| Component data from apps and pages |
┌──

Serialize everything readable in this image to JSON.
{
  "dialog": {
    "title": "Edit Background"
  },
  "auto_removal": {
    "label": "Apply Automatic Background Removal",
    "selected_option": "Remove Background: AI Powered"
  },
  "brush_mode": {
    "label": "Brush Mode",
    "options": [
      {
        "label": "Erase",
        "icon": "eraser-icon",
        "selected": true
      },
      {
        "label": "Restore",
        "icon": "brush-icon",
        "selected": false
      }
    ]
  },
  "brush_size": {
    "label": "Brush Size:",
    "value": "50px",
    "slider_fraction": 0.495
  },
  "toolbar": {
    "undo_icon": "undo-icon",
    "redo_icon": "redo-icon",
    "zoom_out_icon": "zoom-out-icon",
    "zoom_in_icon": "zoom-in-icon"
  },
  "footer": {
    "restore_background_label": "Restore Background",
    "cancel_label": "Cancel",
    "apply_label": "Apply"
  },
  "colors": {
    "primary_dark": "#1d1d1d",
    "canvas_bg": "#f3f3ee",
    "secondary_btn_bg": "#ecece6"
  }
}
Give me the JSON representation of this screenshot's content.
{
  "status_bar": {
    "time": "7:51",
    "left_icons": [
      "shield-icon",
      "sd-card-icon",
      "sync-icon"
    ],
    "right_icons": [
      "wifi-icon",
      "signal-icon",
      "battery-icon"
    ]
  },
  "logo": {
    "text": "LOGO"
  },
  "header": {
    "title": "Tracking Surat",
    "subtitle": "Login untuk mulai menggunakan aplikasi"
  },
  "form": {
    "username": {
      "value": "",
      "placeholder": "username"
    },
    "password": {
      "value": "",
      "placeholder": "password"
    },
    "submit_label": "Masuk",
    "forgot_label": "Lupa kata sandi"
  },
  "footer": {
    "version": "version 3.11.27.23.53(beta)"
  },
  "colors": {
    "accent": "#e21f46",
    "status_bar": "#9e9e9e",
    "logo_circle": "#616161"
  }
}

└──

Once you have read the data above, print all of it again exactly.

| RESPONSE TO THE TASK |
Serialize everything readable in this image to JSON.
{
  "dialog": {
    "title": "Edit Background"
  },
  "auto_removal": {
    "label": "Apply Automatic Background Removal",
    "selected_option": "Remove Background: AI Powered"
  },
  "brush_mode": {
    "label": "Brush Mode",
    "options": [
      {
        "label": "Erase",
        "icon": "eraser-icon",
        "selected": true
      },
      {
        "label": "Restore",
        "icon": "brush-icon",
        "selected": false
      }
    ]
  },
  "brush_size": {
    "label": "Brush Size:",
    "value": "50px",
    "slider_fraction": 0.495
  },
  "toolbar": {
    "undo_icon": "undo-icon",
    "redo_icon": "redo-icon",
    "zoom_out_icon": "zoom-out-icon",
    "zoom_in_icon": "zoom-in-icon"
  },
  "footer": {
    "restore_background_label": "Restore Background",
    "cancel_label": "Cancel",
    "apply_label": "Apply"
  },
  "colors": {
    "primary_dark": "#1d1d1d",
    "canvas_bg": "#f3f3ee",
    "secondary_btn_bg": "#ecece6"
  }
}
Give me the JSON representation of this screenshot's content.
{
  "status_bar": {
    "time": "7:51",
    "left_icons": [
      "shield-icon",
      "sd-card-icon",
      "sync-icon"
    ],
    "right_icons": [
      "wifi-icon",
      "signal-icon",
      "battery-icon"
    ]
  },
  "logo": {
    "text": "LOGO"
  },
  "header": {
    "title": "Tracking Surat",
    "subtitle": "Login untuk mulai menggunakan aplikasi"
  },
  "form": {
    "username": {
      "value": "",
      "placeholder": "username"
    },
    "password": {
      "value": "",
      "placeholder": "password"
    },
    "submit_label": "Masuk",
    "forgot_label": "Lupa kata sandi"
  },
  "footer": {
    "version": "version 3.11.27.23.53(beta)"
  },
  "colors": {
    "accent": "#e21f46",
    "status_bar": "#9e9e9e",
    "logo_circle": "#616161"
  }
}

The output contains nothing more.